Supplied data:
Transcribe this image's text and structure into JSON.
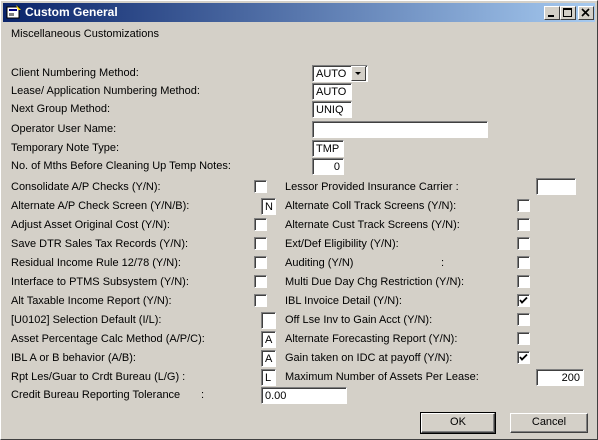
{
  "window": {
    "title": "Custom General"
  },
  "section_heading": "Miscellaneous Customizations",
  "fields": [
    {
      "label": "Client Numbering Method:",
      "value": "AUTO",
      "control": "dropdown"
    },
    {
      "label": "Lease/ Application Numbering Method:",
      "value": "AUTO"
    },
    {
      "label": "Next Group Method:",
      "value": "UNIQ"
    },
    {
      "label": "Operator User Name:",
      "value": ""
    },
    {
      "label": "Temporary Note Type:",
      "value": "TMP"
    },
    {
      "label": "No. of Mths Before Cleaning Up Temp Notes:",
      "value": "0"
    }
  ],
  "left_options": [
    {
      "label": "Consolidate A/P Checks (Y/N):",
      "type": "checkbox",
      "checked": false
    },
    {
      "label": "Alternate A/P Check Screen (Y/N/B):",
      "type": "text",
      "value": "N"
    },
    {
      "label": "Adjust Asset Original Cost (Y/N):",
      "type": "checkbox",
      "checked": false
    },
    {
      "label": "Save DTR Sales Tax Records (Y/N):",
      "type": "checkbox",
      "checked": false
    },
    {
      "label": "Residual Income Rule 12/78 (Y/N):",
      "type": "checkbox",
      "checked": false
    },
    {
      "label": "Interface to PTMS Subsystem (Y/N):",
      "type": "checkbox",
      "checked": false
    },
    {
      "label": "Alt Taxable Income Report (Y/N):",
      "type": "checkbox",
      "checked": false
    },
    {
      "label": "[U0102] Selection Default (I/L):",
      "type": "text",
      "value": ""
    },
    {
      "label": "Asset Percentage Calc Method (A/P/C):",
      "type": "text",
      "value": "A"
    },
    {
      "label": "IBL A or B behavior (A/B):",
      "type": "text",
      "value": "A"
    },
    {
      "label": "Rpt Les/Guar to Crdt Bureau (L/G) :",
      "type": "text",
      "value": "L"
    }
  ],
  "right_options": [
    {
      "label": "Lessor Provided Insurance Carrier :",
      "type": "text",
      "value": ""
    },
    {
      "label": "Alternate Coll Track Screens (Y/N):",
      "type": "checkbox",
      "checked": false
    },
    {
      "label": "Alternate Cust Track Screens (Y/N):",
      "type": "checkbox",
      "checked": false
    },
    {
      "label": "Ext/Def Eligibility (Y/N):",
      "type": "checkbox",
      "checked": false
    },
    {
      "label": "Auditing (Y/N)",
      "label2": ":",
      "type": "checkbox",
      "checked": false
    },
    {
      "label": "Multi Due Day Chg Restriction (Y/N):",
      "type": "checkbox",
      "checked": false
    },
    {
      "label": "IBL Invoice Detail (Y/N):",
      "type": "checkbox",
      "checked": true
    },
    {
      "label": "Off Lse Inv to Gain Acct (Y/N):",
      "type": "checkbox",
      "checked": false
    },
    {
      "label": "Alternate Forecasting Report (Y/N):",
      "type": "checkbox",
      "checked": false
    },
    {
      "label": "Gain taken on IDC at payoff (Y/N):",
      "type": "checkbox",
      "checked": true
    },
    {
      "label": "Maximum Number of Assets Per Lease:",
      "type": "text",
      "value": "200"
    }
  ],
  "tolerance": {
    "label": "Credit Bureau Reporting Tolerance",
    "colon": ":",
    "value": "0.00"
  },
  "buttons": {
    "ok": "OK",
    "cancel": "Cancel"
  }
}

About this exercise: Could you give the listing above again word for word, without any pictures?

Result of the task:
Transcribe this image's text and structure into JSON.
{
  "window": {
    "title": "Custom General"
  },
  "section_heading": "Miscellaneous Customizations",
  "fields": [
    {
      "label": "Client Numbering Method:",
      "value": "AUTO",
      "control": "dropdown"
    },
    {
      "label": "Lease/ Application Numbering Method:",
      "value": "AUTO"
    },
    {
      "label": "Next Group Method:",
      "value": "UNIQ"
    },
    {
      "label": "Operator User Name:",
      "value": ""
    },
    {
      "label": "Temporary Note Type:",
      "value": "TMP"
    },
    {
      "label": "No. of Mths Before Cleaning Up Temp Notes:",
      "value": "0"
    }
  ],
  "left_options": [
    {
      "label": "Consolidate A/P Checks (Y/N):",
      "type": "checkbox",
      "checked": false
    },
    {
      "label": "Alternate A/P Check Screen (Y/N/B):",
      "type": "text",
      "value": "N"
    },
    {
      "label": "Adjust Asset Original Cost (Y/N):",
      "type": "checkbox",
      "checked": false
    },
    {
      "label": "Save DTR Sales Tax Records (Y/N):",
      "type": "checkbox",
      "checked": false
    },
    {
      "label": "Residual Income Rule 12/78 (Y/N):",
      "type": "checkbox",
      "checked": false
    },
    {
      "label": "Interface to PTMS Subsystem (Y/N):",
      "type": "checkbox",
      "checked": false
    },
    {
      "label": "Alt Taxable Income Report (Y/N):",
      "type": "checkbox",
      "checked": false
    },
    {
      "label": "[U0102] Selection Default (I/L):",
      "type": "text",
      "value": ""
    },
    {
      "label": "Asset Percentage Calc Method (A/P/C):",
      "type": "text",
      "value": "A"
    },
    {
      "label": "IBL A or B behavior (A/B):",
      "type": "text",
      "value": "A"
    },
    {
      "label": "Rpt Les/Guar to Crdt Bureau (L/G) :",
      "type": "text",
      "value": "L"
    }
  ],
  "right_options": [
    {
      "label": "Lessor Provided Insurance Carrier :",
      "type": "text",
      "value": ""
    },
    {
      "label": "Alternate Coll Track Screens (Y/N):",
      "type": "checkbox",
      "checked": false
    },
    {
      "label": "Alternate Cust Track Screens (Y/N):",
      "type": "checkbox",
      "checked": false
    },
    {
      "label": "Ext/Def Eligibility (Y/N):",
      "type": "checkbox",
      "checked": false
    },
    {
      "label": "Auditing (Y/N)",
      "label2": ":",
      "type": "checkbox",
      "checked": false
    },
    {
      "label": "Multi Due Day Chg Restriction (Y/N):",
      "type": "checkbox",
      "checked": false
    },
    {
      "label": "IBL Invoice Detail (Y/N):",
      "type": "checkbox",
      "checked": true
    },
    {
      "label": "Off Lse Inv to Gain Acct (Y/N):",
      "type": "checkbox",
      "checked": false
    },
    {
      "label": "Alternate Forecasting Report (Y/N):",
      "type": "checkbox",
      "checked": false
    },
    {
      "label": "Gain taken on IDC at payoff (Y/N):",
      "type": "checkbox",
      "checked": true
    },
    {
      "label": "Maximum Number of Assets Per Lease:",
      "type": "text",
      "value": "200"
    }
  ],
  "tolerance": {
    "label": "Credit Bureau Reporting Tolerance",
    "colon": ":",
    "value": "0.00"
  },
  "buttons": {
    "ok": "OK",
    "cancel": "Cancel"
  }
}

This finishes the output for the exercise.